Read through the data, and wherever a line holds the word "поиска", write that line out.

Data records for software interfaces:
=====

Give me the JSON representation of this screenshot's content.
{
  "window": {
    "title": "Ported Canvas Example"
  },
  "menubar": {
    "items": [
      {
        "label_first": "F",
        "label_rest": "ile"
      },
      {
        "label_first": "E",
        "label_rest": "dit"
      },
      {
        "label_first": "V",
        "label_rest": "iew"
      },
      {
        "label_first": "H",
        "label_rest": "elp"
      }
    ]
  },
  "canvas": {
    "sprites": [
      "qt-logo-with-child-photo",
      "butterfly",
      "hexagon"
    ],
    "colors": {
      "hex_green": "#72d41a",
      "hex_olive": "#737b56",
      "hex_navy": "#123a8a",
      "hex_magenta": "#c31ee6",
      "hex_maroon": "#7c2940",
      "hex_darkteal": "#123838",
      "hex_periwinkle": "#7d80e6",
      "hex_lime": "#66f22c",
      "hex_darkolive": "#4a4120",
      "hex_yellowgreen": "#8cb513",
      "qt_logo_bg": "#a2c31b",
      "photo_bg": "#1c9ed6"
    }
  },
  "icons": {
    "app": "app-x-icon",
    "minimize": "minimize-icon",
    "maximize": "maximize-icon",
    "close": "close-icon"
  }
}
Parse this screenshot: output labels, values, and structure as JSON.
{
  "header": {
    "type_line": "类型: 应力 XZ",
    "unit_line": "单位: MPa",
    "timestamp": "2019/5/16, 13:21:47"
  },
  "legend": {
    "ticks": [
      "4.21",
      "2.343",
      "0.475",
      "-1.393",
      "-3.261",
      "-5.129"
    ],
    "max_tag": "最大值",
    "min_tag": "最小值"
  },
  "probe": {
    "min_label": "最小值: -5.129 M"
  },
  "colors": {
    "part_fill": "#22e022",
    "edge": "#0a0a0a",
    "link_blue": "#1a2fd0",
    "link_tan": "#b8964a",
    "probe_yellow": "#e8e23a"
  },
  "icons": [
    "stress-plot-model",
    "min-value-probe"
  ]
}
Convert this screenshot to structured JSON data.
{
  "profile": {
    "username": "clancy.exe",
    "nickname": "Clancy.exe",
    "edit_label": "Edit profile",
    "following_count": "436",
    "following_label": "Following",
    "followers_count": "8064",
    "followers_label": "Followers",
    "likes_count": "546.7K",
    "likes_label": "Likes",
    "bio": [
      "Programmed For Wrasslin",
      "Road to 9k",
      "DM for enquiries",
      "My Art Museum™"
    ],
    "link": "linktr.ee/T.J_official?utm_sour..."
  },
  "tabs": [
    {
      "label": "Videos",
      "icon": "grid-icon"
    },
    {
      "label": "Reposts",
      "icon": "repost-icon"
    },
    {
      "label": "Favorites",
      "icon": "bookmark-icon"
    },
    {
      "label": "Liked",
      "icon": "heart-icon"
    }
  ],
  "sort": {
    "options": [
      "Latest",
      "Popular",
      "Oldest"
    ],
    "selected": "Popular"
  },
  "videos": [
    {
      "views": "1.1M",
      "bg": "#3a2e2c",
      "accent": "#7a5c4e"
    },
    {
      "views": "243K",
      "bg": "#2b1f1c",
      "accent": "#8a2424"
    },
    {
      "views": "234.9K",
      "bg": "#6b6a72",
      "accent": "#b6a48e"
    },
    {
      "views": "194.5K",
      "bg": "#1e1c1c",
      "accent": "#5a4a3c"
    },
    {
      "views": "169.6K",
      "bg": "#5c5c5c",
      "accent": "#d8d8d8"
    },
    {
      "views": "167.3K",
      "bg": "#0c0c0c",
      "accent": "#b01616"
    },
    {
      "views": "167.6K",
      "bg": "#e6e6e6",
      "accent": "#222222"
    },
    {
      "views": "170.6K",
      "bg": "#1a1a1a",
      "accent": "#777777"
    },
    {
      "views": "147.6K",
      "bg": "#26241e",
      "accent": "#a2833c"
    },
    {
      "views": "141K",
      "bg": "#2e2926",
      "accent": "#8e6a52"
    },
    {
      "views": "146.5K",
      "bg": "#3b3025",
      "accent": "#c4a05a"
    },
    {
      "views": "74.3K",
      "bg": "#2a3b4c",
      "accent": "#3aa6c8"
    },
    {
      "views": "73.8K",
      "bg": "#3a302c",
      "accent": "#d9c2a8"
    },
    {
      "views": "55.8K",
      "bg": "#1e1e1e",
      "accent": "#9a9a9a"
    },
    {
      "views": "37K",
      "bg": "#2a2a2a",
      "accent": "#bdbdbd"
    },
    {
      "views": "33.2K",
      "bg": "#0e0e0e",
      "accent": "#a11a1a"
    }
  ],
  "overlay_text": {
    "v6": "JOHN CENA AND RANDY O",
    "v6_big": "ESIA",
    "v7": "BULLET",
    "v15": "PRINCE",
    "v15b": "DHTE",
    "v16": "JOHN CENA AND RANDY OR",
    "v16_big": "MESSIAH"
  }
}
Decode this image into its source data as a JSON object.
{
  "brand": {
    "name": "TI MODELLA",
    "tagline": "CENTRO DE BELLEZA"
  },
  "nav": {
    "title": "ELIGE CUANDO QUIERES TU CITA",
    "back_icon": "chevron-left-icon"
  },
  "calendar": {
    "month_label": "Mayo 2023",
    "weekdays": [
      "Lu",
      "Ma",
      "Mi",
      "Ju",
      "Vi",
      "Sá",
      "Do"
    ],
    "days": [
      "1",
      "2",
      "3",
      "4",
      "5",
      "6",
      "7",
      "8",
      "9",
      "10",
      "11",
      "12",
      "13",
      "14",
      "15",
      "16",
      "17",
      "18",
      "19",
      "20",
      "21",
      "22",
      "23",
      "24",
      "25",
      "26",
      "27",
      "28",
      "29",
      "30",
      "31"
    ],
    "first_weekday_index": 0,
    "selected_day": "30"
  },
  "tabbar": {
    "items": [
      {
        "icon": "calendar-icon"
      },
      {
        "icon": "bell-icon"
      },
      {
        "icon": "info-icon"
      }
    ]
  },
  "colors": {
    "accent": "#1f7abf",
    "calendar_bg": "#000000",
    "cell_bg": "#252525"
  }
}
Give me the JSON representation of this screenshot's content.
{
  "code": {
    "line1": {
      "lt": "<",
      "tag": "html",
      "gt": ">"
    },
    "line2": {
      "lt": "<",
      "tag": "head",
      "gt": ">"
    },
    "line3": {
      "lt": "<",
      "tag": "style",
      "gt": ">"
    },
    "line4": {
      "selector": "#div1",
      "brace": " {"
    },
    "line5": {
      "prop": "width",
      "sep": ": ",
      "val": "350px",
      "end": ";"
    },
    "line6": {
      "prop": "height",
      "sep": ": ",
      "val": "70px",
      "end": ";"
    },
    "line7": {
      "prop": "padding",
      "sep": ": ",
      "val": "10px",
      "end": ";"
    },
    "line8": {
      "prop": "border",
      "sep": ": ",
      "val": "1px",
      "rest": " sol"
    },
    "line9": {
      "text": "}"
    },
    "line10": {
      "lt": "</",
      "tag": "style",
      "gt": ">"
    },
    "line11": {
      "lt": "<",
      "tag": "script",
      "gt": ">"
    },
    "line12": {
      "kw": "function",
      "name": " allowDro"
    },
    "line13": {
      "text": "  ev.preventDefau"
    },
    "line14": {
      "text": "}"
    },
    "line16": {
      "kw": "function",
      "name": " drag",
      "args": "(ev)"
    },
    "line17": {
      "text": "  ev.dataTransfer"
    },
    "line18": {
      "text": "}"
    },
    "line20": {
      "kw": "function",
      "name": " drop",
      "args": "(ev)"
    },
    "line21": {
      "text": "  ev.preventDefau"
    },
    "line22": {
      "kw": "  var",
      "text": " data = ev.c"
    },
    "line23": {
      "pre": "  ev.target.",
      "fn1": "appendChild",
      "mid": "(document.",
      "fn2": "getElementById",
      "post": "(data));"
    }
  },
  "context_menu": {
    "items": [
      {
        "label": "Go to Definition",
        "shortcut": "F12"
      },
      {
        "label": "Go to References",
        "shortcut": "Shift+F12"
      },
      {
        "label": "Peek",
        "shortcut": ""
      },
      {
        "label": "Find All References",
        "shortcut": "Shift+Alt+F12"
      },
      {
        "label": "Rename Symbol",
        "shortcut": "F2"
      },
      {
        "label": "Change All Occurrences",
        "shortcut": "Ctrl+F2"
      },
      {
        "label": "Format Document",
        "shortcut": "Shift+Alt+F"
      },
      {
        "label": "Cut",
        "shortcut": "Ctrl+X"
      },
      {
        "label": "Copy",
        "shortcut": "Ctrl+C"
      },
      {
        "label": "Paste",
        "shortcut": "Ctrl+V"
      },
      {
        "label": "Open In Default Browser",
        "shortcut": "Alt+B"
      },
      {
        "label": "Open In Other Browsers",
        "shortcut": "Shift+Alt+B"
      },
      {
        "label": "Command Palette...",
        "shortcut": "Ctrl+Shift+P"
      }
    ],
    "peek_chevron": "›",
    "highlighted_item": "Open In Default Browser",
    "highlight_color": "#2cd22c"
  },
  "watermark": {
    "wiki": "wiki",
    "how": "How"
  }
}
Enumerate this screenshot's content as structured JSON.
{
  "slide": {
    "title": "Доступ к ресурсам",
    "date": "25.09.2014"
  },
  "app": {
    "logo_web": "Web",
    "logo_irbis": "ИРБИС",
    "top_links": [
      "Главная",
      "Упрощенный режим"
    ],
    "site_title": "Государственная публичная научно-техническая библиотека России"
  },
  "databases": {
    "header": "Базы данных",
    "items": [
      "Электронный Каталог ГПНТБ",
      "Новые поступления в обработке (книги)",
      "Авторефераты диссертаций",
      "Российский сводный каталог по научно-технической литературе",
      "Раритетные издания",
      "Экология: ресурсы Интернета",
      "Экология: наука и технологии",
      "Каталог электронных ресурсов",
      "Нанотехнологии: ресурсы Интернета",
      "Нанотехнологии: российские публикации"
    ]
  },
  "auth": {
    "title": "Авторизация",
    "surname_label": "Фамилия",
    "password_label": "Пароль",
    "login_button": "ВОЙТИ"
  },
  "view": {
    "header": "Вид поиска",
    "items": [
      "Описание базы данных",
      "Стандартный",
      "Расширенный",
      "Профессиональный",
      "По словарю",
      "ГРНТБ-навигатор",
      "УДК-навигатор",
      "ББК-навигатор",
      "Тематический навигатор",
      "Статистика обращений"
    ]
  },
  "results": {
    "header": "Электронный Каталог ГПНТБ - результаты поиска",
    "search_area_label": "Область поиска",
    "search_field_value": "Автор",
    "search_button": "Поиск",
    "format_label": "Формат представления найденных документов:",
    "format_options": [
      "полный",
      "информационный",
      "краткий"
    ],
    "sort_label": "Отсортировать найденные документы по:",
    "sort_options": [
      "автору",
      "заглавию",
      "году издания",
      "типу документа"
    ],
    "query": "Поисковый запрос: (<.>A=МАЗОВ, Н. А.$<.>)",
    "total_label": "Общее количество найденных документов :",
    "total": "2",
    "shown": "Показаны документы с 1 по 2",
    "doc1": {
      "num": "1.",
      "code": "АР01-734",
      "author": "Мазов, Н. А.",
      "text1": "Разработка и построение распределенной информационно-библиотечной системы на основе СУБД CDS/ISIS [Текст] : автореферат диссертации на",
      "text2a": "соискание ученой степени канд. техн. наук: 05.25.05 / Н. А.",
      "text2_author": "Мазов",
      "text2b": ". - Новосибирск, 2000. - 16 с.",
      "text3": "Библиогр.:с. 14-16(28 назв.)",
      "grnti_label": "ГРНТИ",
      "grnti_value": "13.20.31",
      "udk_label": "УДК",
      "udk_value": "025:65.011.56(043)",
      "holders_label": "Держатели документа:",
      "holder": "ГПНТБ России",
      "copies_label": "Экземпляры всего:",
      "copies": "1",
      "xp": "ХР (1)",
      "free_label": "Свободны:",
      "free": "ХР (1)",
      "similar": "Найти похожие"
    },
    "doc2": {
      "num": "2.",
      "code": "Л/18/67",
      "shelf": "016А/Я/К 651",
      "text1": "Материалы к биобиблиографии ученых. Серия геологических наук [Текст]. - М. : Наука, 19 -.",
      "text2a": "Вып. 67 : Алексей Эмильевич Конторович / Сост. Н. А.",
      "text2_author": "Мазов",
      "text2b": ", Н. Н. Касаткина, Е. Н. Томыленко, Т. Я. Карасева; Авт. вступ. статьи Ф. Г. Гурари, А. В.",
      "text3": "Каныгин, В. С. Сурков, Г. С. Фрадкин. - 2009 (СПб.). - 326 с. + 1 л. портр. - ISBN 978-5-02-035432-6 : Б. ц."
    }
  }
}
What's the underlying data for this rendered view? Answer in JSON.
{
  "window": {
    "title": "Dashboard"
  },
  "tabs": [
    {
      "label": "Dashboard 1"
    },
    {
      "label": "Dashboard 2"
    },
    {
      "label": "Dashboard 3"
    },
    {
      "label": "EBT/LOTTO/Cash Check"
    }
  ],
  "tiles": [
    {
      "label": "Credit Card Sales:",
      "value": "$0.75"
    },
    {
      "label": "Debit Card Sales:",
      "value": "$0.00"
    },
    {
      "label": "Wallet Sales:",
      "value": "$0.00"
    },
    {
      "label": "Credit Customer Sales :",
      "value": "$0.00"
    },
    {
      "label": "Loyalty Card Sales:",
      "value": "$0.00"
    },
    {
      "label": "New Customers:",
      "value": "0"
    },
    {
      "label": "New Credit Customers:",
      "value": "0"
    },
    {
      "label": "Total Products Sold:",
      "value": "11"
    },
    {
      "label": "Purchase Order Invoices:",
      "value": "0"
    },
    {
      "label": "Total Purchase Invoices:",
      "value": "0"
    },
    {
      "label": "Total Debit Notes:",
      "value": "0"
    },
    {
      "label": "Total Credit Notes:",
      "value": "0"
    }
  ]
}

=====

- [Task result]:
    "header": "Вид поиска",
    "header": "Электронный Каталог ГПНТБ - результаты поиска",
    "search_area_label": "Область поиска",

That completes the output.